(Stored dataset items)
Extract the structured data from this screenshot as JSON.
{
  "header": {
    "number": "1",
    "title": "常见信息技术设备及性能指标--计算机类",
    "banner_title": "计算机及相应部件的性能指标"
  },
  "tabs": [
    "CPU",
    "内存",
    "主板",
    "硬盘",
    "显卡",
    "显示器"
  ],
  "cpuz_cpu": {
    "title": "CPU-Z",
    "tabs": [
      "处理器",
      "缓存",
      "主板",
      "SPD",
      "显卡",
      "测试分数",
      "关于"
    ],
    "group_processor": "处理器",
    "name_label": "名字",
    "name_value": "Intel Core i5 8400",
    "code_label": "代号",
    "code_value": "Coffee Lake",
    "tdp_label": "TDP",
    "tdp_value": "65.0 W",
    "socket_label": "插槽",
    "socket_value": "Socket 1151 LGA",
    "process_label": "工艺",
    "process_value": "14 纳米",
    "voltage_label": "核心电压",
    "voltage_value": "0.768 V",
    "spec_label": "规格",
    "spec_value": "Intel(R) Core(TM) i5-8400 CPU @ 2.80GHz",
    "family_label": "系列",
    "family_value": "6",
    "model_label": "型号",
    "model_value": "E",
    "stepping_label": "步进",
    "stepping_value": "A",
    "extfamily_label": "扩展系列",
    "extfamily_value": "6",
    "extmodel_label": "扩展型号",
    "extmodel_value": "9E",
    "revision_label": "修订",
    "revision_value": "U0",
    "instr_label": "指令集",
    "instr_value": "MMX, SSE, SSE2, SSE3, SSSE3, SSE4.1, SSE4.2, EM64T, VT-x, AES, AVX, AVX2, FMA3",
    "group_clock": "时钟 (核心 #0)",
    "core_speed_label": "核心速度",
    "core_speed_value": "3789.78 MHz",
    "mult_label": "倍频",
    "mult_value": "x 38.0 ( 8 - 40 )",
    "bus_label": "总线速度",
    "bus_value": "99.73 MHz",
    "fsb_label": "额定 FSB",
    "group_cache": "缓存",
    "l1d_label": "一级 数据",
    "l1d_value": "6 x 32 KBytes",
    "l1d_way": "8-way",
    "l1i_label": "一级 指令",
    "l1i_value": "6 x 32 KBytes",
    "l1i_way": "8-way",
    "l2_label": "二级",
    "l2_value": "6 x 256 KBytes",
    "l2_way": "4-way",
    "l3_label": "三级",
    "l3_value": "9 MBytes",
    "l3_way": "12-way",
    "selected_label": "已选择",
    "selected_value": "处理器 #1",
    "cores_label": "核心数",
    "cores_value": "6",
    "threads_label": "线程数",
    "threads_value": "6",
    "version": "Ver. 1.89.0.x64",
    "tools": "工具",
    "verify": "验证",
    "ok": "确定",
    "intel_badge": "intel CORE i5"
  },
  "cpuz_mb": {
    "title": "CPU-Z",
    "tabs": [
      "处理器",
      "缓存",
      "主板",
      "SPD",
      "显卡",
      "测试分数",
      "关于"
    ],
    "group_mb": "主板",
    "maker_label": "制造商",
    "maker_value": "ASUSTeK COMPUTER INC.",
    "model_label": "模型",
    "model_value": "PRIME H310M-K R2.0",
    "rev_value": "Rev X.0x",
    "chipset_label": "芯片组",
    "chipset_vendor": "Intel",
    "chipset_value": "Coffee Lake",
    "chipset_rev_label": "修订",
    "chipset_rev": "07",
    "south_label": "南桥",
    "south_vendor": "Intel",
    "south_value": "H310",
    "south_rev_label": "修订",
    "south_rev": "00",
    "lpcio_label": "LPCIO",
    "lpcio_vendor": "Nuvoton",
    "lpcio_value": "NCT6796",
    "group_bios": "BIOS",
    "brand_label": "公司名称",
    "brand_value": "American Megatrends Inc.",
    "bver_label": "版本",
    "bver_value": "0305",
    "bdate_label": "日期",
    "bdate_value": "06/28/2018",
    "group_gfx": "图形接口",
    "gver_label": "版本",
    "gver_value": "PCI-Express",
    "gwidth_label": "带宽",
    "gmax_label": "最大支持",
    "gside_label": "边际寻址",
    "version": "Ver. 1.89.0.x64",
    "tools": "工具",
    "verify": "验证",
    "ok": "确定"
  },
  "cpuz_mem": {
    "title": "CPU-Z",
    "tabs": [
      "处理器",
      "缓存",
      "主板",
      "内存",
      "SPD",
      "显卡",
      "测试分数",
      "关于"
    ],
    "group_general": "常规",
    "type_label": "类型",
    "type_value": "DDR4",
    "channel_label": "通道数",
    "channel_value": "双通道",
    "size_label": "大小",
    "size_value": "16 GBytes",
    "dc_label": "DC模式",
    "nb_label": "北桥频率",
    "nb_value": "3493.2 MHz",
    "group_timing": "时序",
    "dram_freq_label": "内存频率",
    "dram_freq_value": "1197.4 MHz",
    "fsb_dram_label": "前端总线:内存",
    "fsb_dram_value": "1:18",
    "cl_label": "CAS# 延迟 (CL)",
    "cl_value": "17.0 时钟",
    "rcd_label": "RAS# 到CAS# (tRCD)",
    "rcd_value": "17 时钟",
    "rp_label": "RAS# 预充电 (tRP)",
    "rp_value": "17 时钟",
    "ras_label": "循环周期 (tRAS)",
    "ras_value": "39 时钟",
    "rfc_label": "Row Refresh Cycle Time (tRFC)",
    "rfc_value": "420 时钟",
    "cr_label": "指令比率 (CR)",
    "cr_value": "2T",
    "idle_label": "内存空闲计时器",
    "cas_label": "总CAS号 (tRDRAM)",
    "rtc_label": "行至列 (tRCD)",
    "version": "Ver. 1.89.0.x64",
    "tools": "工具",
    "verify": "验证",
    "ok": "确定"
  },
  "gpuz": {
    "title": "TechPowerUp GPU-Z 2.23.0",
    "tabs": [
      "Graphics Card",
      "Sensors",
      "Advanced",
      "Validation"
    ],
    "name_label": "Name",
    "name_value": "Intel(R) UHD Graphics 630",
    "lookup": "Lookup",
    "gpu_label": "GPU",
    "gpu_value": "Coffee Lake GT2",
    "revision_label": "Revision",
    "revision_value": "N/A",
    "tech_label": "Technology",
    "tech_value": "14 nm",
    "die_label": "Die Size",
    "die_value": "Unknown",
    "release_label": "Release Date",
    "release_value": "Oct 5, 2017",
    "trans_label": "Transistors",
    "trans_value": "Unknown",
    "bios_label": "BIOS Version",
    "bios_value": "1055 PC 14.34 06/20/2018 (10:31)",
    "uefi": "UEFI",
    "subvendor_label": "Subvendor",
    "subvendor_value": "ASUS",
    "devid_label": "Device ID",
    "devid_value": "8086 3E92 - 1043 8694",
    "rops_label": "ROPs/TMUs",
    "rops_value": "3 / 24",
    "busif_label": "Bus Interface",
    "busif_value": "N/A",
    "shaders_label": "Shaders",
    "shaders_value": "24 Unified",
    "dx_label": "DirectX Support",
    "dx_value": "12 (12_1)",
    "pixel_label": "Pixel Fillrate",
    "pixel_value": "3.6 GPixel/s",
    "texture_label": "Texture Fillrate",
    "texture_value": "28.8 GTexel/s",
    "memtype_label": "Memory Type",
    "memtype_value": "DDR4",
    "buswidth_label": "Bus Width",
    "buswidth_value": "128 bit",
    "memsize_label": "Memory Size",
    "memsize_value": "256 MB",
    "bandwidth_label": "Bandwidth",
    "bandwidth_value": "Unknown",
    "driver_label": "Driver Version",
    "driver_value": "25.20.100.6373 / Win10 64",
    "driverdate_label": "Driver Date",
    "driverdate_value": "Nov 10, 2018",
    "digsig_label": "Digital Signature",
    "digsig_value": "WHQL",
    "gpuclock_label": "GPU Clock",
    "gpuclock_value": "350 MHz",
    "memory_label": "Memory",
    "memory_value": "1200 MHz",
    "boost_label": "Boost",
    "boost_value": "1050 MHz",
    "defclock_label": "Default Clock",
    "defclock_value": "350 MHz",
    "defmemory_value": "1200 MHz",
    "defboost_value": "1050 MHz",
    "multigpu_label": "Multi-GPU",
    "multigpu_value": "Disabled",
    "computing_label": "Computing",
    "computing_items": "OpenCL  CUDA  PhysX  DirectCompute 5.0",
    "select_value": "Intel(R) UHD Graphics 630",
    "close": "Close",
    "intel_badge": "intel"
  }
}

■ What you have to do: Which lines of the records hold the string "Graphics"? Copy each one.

■ Output for this task:
      "Graphics Card",
    "name_value": "Intel(R) UHD Graphics 630",
    "select_value": "Intel(R) UHD Graphics 630",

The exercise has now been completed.